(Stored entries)
※ ※ ※
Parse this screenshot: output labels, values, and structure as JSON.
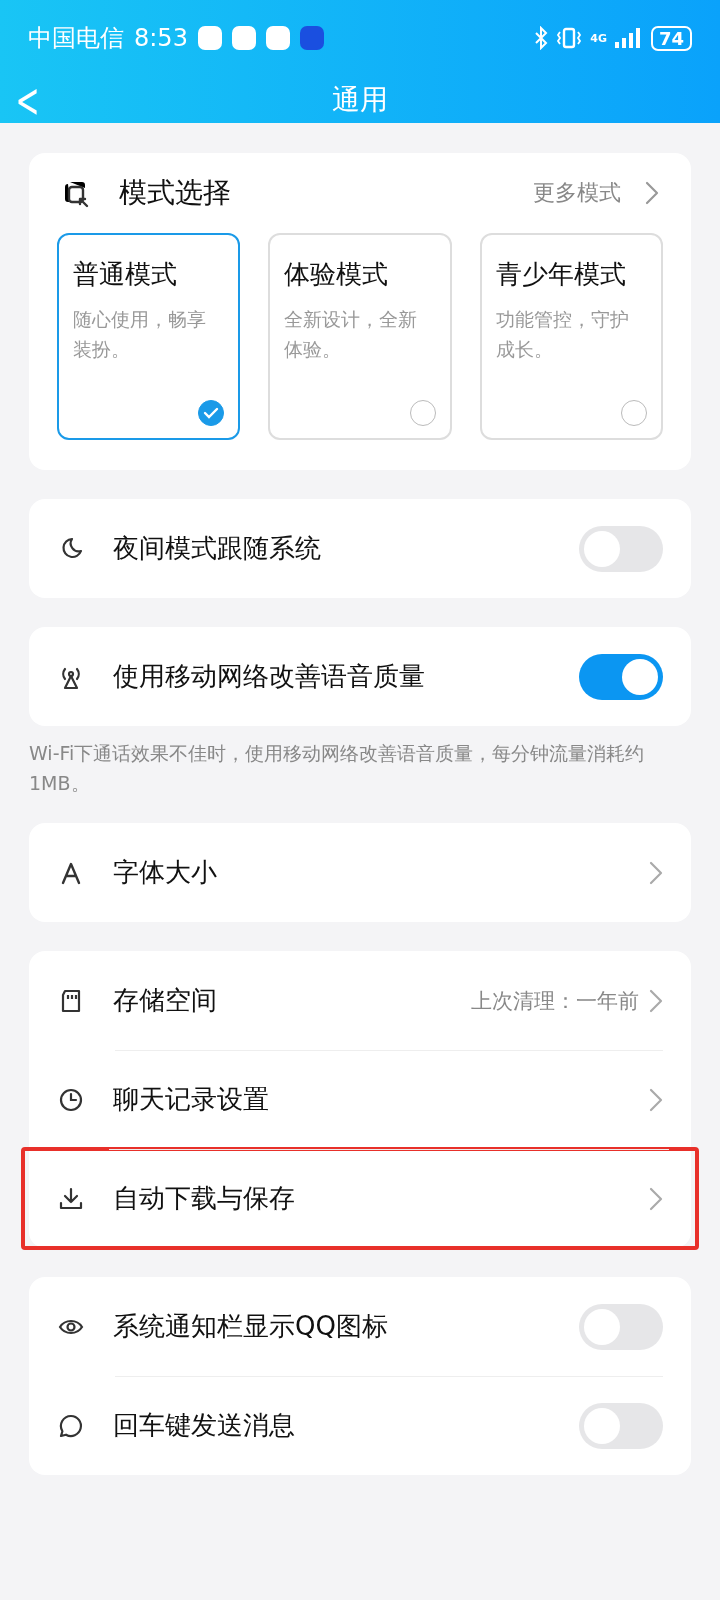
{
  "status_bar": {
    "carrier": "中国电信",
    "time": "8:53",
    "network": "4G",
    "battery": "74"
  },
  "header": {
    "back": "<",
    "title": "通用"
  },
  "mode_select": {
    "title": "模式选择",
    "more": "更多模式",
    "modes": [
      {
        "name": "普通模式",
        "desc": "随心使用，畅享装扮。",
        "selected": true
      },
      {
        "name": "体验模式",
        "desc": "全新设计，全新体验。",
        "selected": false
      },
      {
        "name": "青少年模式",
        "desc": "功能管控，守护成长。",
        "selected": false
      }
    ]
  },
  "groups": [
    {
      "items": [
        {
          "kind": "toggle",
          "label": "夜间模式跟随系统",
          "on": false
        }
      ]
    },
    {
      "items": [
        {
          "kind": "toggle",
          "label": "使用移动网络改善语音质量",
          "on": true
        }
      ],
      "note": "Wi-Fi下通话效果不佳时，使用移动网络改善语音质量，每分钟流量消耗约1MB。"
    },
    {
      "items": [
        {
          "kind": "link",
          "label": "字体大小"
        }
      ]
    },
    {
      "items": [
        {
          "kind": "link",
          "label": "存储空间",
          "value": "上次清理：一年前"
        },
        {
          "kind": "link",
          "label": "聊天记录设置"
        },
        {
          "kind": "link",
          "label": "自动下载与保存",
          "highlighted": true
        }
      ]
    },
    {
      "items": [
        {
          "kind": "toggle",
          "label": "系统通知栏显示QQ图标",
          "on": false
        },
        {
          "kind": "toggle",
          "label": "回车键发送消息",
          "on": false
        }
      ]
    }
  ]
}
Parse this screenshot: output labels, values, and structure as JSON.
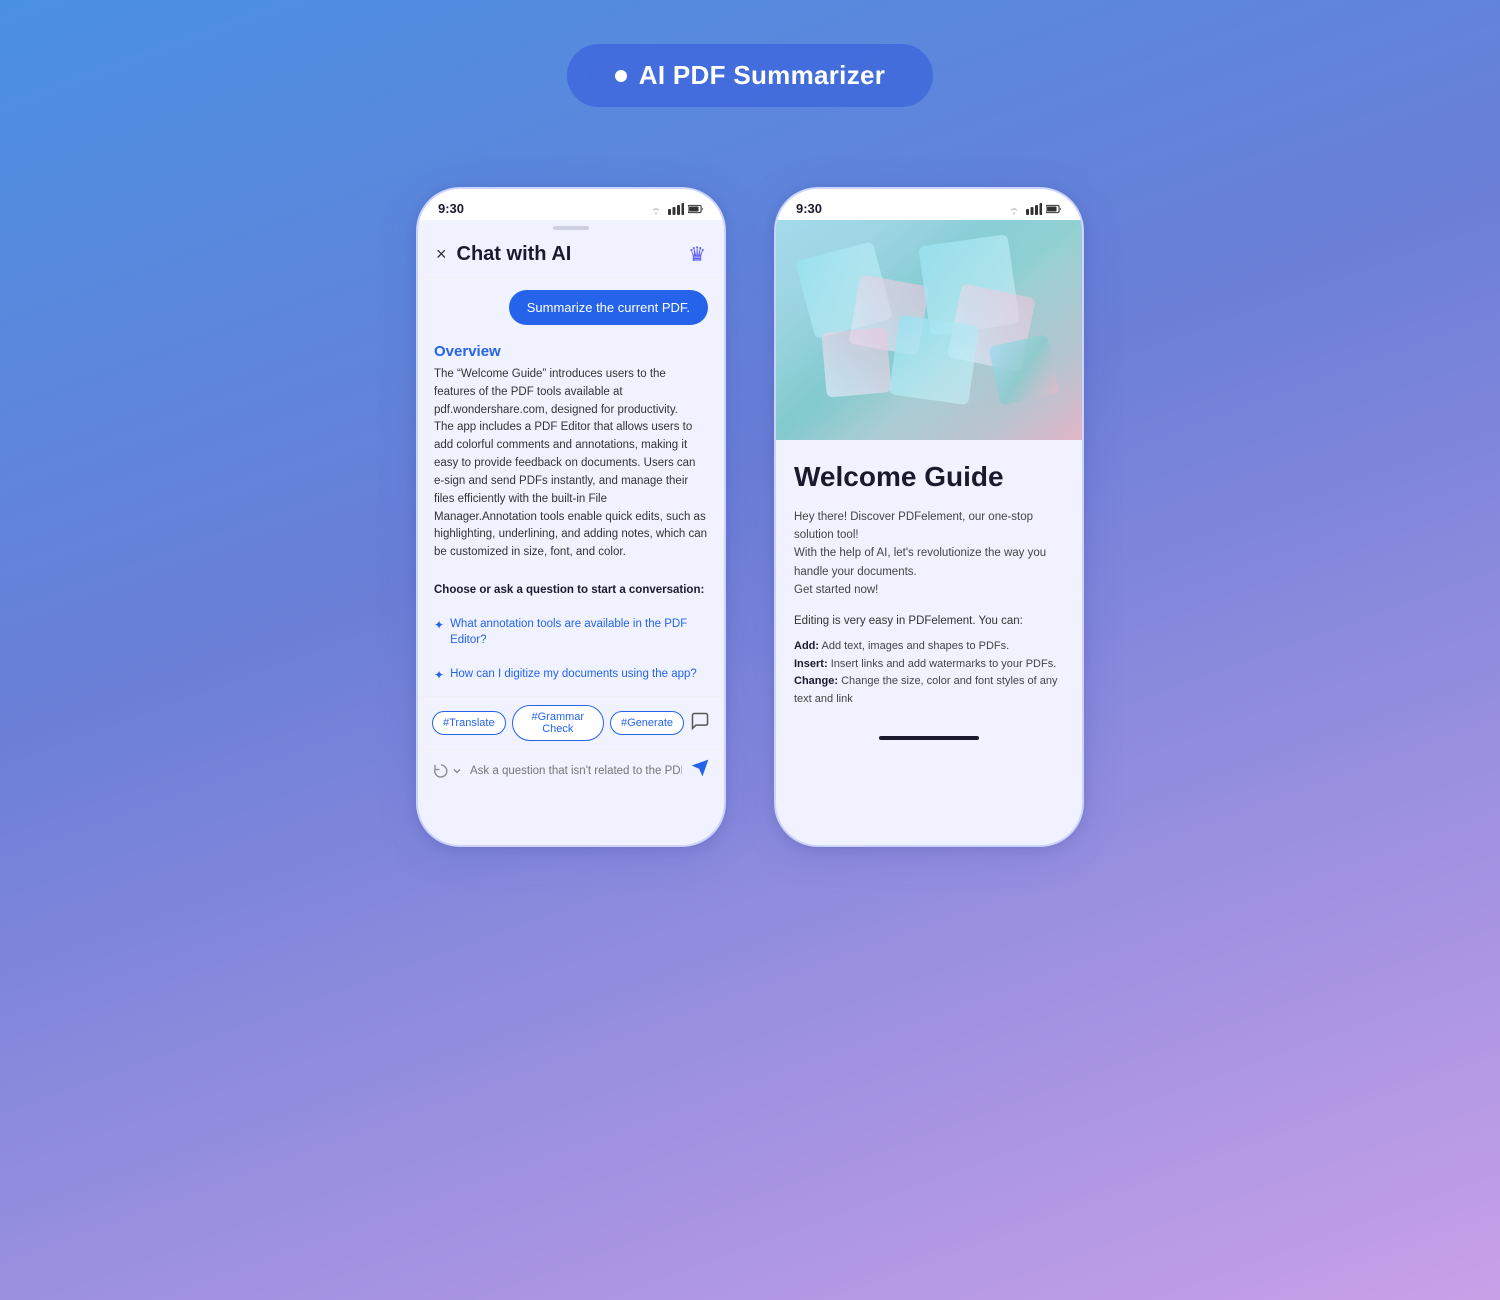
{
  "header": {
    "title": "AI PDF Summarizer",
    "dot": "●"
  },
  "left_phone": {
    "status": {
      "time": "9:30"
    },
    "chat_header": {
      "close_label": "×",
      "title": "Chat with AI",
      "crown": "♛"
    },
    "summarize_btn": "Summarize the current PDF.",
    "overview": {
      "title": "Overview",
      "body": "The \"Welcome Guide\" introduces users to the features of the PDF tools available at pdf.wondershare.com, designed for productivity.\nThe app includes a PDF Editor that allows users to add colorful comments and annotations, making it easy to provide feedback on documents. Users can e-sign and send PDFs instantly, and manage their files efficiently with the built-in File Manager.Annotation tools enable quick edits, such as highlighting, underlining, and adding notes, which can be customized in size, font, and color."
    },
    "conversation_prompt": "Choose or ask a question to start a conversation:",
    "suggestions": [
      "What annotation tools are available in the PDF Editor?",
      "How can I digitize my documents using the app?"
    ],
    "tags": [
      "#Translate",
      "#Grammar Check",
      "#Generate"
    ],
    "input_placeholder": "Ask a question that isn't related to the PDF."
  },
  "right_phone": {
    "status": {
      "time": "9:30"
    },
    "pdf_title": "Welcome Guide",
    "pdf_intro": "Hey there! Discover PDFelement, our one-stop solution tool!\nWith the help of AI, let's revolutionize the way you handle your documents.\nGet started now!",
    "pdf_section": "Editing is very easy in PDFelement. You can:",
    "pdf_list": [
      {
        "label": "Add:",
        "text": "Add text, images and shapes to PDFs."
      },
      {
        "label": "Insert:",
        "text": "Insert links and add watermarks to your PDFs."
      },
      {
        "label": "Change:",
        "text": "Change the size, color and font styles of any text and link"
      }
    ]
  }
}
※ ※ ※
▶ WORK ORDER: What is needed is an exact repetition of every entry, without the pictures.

▶ RESULT FOR THIS EXERCISE:
Parse this screenshot: output labels, values, and structure as JSON.
{
  "status_bar": {
    "carrier": "中国电信",
    "time": "8:53",
    "network": "4G",
    "battery": "74"
  },
  "header": {
    "back": "<",
    "title": "通用"
  },
  "mode_select": {
    "title": "模式选择",
    "more": "更多模式",
    "modes": [
      {
        "name": "普通模式",
        "desc": "随心使用，畅享装扮。",
        "selected": true
      },
      {
        "name": "体验模式",
        "desc": "全新设计，全新体验。",
        "selected": false
      },
      {
        "name": "青少年模式",
        "desc": "功能管控，守护成长。",
        "selected": false
      }
    ]
  },
  "groups": [
    {
      "items": [
        {
          "kind": "toggle",
          "label": "夜间模式跟随系统",
          "on": false
        }
      ]
    },
    {
      "items": [
        {
          "kind": "toggle",
          "label": "使用移动网络改善语音质量",
          "on": true
        }
      ],
      "note": "Wi-Fi下通话效果不佳时，使用移动网络改善语音质量，每分钟流量消耗约1MB。"
    },
    {
      "items": [
        {
          "kind": "link",
          "label": "字体大小"
        }
      ]
    },
    {
      "items": [
        {
          "kind": "link",
          "label": "存储空间",
          "value": "上次清理：一年前"
        },
        {
          "kind": "link",
          "label": "聊天记录设置"
        },
        {
          "kind": "link",
          "label": "自动下载与保存",
          "highlighted": true
        }
      ]
    },
    {
      "items": [
        {
          "kind": "toggle",
          "label": "系统通知栏显示QQ图标",
          "on": false
        },
        {
          "kind": "toggle",
          "label": "回车键发送消息",
          "on": false
        }
      ]
    }
  ]
}
Parse this screenshot: output labels, values, and structure as JSON.
{
  "header": {
    "title": "AI PDF Summarizer",
    "dot": "●"
  },
  "left_phone": {
    "status": {
      "time": "9:30"
    },
    "chat_header": {
      "close_label": "×",
      "title": "Chat with AI",
      "crown": "♛"
    },
    "summarize_btn": "Summarize the current PDF.",
    "overview": {
      "title": "Overview",
      "body": "The \"Welcome Guide\" introduces users to the features of the PDF tools available at pdf.wondershare.com, designed for productivity.\nThe app includes a PDF Editor that allows users to add colorful comments and annotations, making it easy to provide feedback on documents. Users can e-sign and send PDFs instantly, and manage their files efficiently with the built-in File Manager.Annotation tools enable quick edits, such as highlighting, underlining, and adding notes, which can be customized in size, font, and color."
    },
    "conversation_prompt": "Choose or ask a question to start a conversation:",
    "suggestions": [
      "What annotation tools are available in the PDF Editor?",
      "How can I digitize my documents using the app?"
    ],
    "tags": [
      "#Translate",
      "#Grammar Check",
      "#Generate"
    ],
    "input_placeholder": "Ask a question that isn't related to the PDF."
  },
  "right_phone": {
    "status": {
      "time": "9:30"
    },
    "pdf_title": "Welcome Guide",
    "pdf_intro": "Hey there! Discover PDFelement, our one-stop solution tool!\nWith the help of AI, let's revolutionize the way you handle your documents.\nGet started now!",
    "pdf_section": "Editing is very easy in PDFelement. You can:",
    "pdf_list": [
      {
        "label": "Add:",
        "text": "Add text, images and shapes to PDFs."
      },
      {
        "label": "Insert:",
        "text": "Insert links and add watermarks to your PDFs."
      },
      {
        "label": "Change:",
        "text": "Change the size, color and font styles of any text and link"
      }
    ]
  }
}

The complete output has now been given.